Web page and app entries
_ _ _ _ _
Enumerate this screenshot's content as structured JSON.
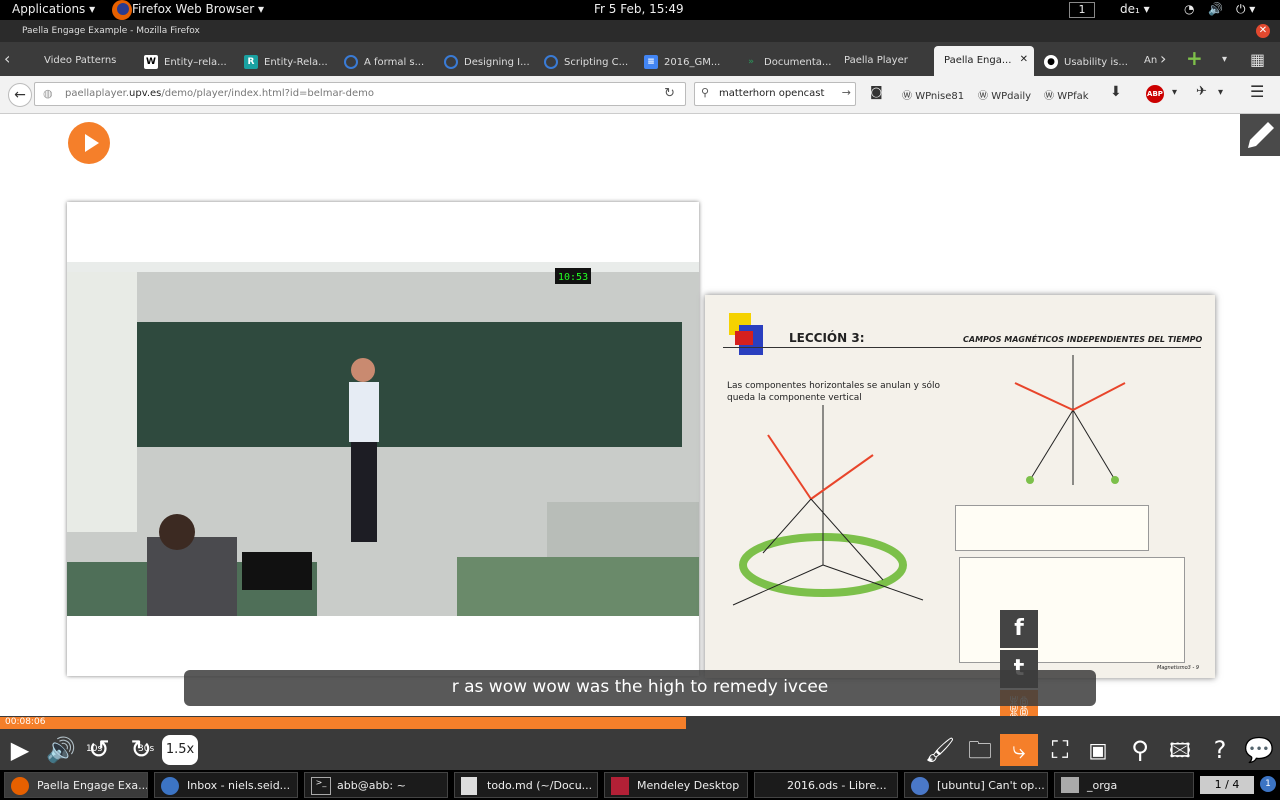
{
  "topbar": {
    "applications": "Applications",
    "app_name": "Firefox Web Browser",
    "clock": "Fr  5 Feb, 15:49",
    "workspace": "1",
    "keyboard": "de₁"
  },
  "window": {
    "title": "Paella Engage Example - Mozilla Firefox"
  },
  "tabs": [
    {
      "label": "Video Patterns"
    },
    {
      "label": "Entity–rela..."
    },
    {
      "label": "Entity-Rela..."
    },
    {
      "label": "A formal s..."
    },
    {
      "label": "Designing I..."
    },
    {
      "label": "Scripting C..."
    },
    {
      "label": "2016_GM..."
    },
    {
      "label": "Documenta..."
    },
    {
      "label": "Paella Player"
    },
    {
      "label": "Paella Enga..."
    },
    {
      "label": "Usability is..."
    },
    {
      "label": "An"
    }
  ],
  "navbar": {
    "url_prefix": "paellaplayer.",
    "url_domain": "upv.es",
    "url_path": "/demo/player/index.html?id=belmar-demo",
    "search_value": "matterhorn opencast",
    "bookmarks": [
      "WPnise81",
      "WPdaily",
      "WPfak"
    ],
    "abp": "ABP"
  },
  "slide": {
    "lesson": "LECCIÓN 3:",
    "heading": "CAMPOS MAGNÉTICOS INDEPENDIENTES DEL TIEMPO",
    "text": "Las componentes horizontales se anulan y sólo queda la componente vertical",
    "footer": "Magnetismo3 - 9"
  },
  "video": {
    "clock": "10:53"
  },
  "player": {
    "subtitle": "r as wow wow was the high to remedy ivcee",
    "time": "00:08:06",
    "progress": 0.536,
    "speed": "1.5x",
    "rewind": "10s",
    "forward": "30s"
  },
  "taskbar": [
    {
      "label": "Paella Engage Exa..."
    },
    {
      "label": "Inbox - niels.seid..."
    },
    {
      "label": "abb@abb: ~"
    },
    {
      "label": "todo.md (~/Docu..."
    },
    {
      "label": "Mendeley Desktop"
    },
    {
      "label": "2016.ods - Libre..."
    },
    {
      "label": "[ubuntu] Can't op..."
    },
    {
      "label": "_orga"
    }
  ],
  "pager": "1 / 4",
  "colors": {
    "accent": "#f57f2a",
    "controls": "#3a3a3a"
  }
}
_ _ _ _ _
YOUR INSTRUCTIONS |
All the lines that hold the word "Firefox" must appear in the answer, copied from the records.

EXERCISE OUTPUT |
    "app_name": "Firefox Web Browser",
    "title": "Paella Engage Example - Mozilla Firefox"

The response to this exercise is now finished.